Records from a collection

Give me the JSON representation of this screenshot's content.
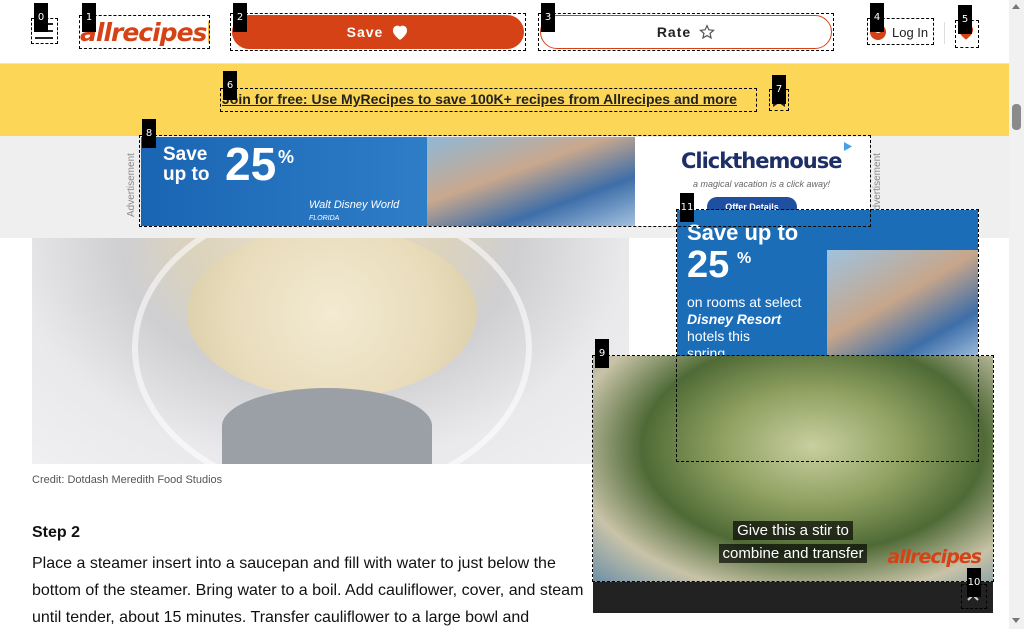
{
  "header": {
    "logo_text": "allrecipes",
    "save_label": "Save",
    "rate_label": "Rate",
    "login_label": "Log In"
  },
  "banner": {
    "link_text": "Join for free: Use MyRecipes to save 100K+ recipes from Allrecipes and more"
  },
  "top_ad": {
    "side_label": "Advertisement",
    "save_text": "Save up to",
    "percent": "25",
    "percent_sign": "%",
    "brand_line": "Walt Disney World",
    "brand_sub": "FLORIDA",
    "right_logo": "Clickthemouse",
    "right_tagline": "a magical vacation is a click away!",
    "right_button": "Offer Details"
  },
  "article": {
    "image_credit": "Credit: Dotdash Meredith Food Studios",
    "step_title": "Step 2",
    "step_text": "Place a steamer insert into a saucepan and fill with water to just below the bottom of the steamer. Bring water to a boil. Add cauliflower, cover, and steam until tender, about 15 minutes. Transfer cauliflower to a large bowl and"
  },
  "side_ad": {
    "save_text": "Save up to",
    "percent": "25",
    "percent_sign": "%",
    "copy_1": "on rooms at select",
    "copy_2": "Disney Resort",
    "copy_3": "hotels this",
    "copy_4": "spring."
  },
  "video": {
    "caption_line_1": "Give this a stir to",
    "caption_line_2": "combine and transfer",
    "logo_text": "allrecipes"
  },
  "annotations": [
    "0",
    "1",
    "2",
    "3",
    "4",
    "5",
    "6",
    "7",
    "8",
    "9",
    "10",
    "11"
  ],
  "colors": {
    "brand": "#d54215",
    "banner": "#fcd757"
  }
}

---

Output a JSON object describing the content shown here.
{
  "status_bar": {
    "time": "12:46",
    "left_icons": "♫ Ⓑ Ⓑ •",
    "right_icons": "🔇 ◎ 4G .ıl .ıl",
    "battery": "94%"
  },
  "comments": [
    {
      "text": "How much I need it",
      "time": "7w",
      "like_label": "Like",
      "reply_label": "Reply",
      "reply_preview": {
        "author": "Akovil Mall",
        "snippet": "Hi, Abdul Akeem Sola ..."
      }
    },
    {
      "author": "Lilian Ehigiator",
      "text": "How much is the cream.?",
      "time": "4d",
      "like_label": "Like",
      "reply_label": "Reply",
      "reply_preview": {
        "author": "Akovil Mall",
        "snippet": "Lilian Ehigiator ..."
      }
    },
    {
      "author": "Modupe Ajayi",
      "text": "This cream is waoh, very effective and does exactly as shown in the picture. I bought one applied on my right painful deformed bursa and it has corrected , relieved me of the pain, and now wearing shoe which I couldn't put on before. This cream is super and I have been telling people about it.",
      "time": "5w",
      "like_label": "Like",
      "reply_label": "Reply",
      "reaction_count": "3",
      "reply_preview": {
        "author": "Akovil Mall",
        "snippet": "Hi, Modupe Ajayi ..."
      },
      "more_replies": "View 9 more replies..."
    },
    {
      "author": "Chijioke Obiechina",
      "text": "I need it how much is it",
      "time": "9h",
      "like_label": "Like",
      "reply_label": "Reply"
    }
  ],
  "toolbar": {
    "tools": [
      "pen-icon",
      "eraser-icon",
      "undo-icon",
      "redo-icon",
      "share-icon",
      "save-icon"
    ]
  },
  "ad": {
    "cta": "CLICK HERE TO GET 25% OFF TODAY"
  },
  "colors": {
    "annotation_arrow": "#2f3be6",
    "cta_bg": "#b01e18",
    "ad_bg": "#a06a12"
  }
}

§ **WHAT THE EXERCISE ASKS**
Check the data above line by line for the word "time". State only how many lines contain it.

§ **PROBLEM SOLUTION**
5